        let a = stringData.index(stringData.startIndex, offsetBy: 500)
        let result = stringData.substring(to: a)
        self.response_label.text = result
      }
}

It has a callback function that returns the data. Then as soon as the data is returned, the label displays the data string.

Async/Await usage to start the TCPClient

The final step is now to call the start() method of the TCPClient instance. Since this action is asynchronous in nature, we will use the async/await keyword to make an async call here. The good news is SCADE's latest version is now compatible with the Async/Await usage.

Task {
        let result = try await self.client?.start()
}

Here we used the await keyword to call the start() method of the client as this one is an async network call. The start() function of the client is also marked async as shown below.

func start() async throws -> Bool {
    do {
      let bootstrap = ClientBootstrap(group: group)
        .channelOption(ChannelOptions.socket(SocketOptionLevel(SOL_SOCKET), SO_REUSEADDR), value: 1)
        .channelInitializer { channel in
          channel.pipeline.addHandler(TCPClientHandler(client: self))
        }
 …

actor is now supported by SCADE

In Swift, an actor is a new feature introduced in Swift 5.5 that allows for safe and efficient concurrency. Actors are a type of class that provides a way to encapsulate state and behavior while ensuring that only one piece of code can access the actor's mutable state at any given time. Actors in Swift can be thought of as objects that execute in a separate task, allowing multiple tasks to concurrently communicate with and access the actor's state. This concurrency model enables the safe sharing of mutable states between tasks without the need for locks or other synchronization primitives.

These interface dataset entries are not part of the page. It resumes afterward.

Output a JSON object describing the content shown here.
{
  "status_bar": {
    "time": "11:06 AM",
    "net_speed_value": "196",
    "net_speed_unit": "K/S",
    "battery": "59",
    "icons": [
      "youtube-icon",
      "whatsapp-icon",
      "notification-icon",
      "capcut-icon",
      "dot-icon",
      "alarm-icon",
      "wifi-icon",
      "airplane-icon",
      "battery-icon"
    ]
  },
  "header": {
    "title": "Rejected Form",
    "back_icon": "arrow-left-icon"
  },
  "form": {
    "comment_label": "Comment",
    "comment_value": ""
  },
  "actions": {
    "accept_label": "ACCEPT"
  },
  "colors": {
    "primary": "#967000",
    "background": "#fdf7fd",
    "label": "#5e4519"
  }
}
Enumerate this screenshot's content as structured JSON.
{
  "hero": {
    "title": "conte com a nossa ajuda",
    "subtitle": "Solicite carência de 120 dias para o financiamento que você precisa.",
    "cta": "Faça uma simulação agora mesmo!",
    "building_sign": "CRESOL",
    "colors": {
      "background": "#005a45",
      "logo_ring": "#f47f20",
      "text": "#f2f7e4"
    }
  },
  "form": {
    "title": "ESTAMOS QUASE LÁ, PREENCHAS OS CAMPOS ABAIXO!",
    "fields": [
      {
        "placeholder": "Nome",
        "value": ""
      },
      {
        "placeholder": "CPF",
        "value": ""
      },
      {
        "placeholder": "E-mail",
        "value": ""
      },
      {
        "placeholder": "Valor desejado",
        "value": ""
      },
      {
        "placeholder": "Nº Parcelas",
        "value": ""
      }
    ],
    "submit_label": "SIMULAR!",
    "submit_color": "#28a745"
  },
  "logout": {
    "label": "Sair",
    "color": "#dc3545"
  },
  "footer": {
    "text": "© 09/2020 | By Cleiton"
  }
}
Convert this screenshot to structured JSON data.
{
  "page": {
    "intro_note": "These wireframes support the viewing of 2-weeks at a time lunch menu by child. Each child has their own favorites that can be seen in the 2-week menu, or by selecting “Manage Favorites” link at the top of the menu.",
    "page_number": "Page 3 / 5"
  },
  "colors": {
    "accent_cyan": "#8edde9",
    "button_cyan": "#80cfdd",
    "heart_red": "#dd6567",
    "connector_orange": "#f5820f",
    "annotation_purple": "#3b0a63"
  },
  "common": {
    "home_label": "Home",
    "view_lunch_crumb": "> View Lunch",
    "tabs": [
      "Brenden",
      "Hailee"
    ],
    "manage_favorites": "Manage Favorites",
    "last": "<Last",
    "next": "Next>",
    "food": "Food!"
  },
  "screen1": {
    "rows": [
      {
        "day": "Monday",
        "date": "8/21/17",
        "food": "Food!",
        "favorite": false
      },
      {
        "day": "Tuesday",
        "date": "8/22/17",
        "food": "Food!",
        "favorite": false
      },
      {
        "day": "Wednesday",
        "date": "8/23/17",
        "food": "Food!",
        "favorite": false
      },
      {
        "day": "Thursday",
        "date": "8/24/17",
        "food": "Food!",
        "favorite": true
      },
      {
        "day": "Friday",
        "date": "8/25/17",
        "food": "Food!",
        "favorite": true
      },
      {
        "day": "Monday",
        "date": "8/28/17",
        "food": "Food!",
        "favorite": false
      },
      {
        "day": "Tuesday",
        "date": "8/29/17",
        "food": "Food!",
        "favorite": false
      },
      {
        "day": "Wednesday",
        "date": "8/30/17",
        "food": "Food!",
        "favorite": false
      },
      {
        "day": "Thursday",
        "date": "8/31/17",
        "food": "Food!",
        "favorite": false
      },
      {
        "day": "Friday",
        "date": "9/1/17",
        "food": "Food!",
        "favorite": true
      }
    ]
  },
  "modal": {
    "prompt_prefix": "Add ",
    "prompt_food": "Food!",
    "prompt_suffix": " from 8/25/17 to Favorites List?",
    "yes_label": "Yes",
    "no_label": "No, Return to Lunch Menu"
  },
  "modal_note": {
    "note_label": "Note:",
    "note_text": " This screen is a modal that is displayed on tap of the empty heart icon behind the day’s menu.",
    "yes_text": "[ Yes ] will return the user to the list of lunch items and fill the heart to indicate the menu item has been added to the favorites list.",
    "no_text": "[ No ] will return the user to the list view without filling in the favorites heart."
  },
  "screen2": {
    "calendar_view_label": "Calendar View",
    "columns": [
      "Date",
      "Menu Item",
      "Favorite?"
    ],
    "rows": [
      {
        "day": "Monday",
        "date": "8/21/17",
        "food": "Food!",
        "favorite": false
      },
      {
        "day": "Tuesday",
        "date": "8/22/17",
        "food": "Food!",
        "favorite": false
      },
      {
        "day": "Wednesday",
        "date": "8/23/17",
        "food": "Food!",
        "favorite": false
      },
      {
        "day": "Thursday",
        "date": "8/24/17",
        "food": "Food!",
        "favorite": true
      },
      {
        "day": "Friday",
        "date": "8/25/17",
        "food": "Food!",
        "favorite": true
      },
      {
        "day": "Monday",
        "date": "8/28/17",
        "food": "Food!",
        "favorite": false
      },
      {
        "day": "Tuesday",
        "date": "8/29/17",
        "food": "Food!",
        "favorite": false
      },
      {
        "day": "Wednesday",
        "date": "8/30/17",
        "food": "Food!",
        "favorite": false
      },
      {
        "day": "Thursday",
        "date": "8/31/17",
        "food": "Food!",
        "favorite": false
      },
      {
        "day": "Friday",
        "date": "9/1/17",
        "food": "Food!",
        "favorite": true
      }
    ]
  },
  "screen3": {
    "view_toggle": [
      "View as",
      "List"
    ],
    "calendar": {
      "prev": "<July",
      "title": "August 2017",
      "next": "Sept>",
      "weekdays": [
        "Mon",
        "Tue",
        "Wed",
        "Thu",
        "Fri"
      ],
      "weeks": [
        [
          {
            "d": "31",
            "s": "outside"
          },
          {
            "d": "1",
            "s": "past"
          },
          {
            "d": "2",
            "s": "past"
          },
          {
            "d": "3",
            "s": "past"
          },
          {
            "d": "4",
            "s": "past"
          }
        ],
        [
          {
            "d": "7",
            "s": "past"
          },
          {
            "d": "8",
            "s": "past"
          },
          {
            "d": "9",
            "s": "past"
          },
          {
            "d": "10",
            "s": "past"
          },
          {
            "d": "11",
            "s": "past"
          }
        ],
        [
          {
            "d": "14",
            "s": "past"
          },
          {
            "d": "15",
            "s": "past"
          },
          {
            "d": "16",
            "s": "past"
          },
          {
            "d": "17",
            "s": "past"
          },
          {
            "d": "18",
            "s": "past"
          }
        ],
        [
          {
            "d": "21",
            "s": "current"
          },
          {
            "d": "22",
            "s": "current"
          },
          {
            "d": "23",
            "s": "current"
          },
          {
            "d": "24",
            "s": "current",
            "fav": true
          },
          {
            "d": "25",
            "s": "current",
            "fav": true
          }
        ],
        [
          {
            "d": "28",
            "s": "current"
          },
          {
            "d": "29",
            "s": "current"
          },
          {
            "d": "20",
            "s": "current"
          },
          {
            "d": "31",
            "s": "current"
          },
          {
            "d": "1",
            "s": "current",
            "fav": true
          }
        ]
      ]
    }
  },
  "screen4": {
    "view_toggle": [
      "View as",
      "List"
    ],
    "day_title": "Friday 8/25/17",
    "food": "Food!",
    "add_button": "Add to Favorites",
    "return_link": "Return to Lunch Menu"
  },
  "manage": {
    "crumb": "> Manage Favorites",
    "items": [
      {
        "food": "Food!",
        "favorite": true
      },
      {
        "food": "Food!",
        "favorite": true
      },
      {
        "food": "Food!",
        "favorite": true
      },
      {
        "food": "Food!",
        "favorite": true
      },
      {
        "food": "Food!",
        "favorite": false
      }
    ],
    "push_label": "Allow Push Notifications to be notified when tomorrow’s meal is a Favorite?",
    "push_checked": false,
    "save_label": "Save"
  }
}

To define an actor in Swift, you use the actor keyword before the class keyword, as shown in the example:

actor MyActor {
  // actor implementation
}

SCADE example App using actor

Given below is a small example demonstrating the usage of actor keyword in SCADE application. We have created an async method asynCalculation() which uses await keyword to perform the asynchronous operation.

Here we use the MainActor.run() method to run the concurrent operation on the main thread. The MainActor helps to call the UI widgets inside the run() method.

class Calculator {
    private var adapter: MainPageAdapter

    public init(adapter: MainPageAdapter) {
        self.adapter = adapter
    }

    func runCalculation() {
        print("runCalculation BEGIN")
        Task.detached(priority: .background) {
            print("runCalculation BACKGROUND")
            let _ = await self.asyncCalculation()
            print("runCalculation BACKGROUND 1")
            await MainActor.run {
                print("runCalculation SET TEXT")
                self.adapter.label.text = "Async task finished!"
            }
            print("runCalculation BACKGROUND END")
        }

        print("runCalculation END")
    }


    func asyncCalculation() async -> Bool {
        await Task.sleep(3 * 1_000_000_000)
        return true
    }
}

Hence, we are able to use the actor functionality in SCADE editor. Let’s now deploy the application and test it for iOS and Android platforms.

Run the App!

Let’s now first run the app on any iOS simulator and check if it’s working fine or not.

iOS

Image description

Android

Image description

Voila 🎉! It is very easy to integrate AppleNIO with the async/await & actor keywords into the SCADE app. You can find the full source code of the demo application here. We recommend you to use the SCADE editor for developing cross-platform Swift apps. Thank you for reading and see you in the next article!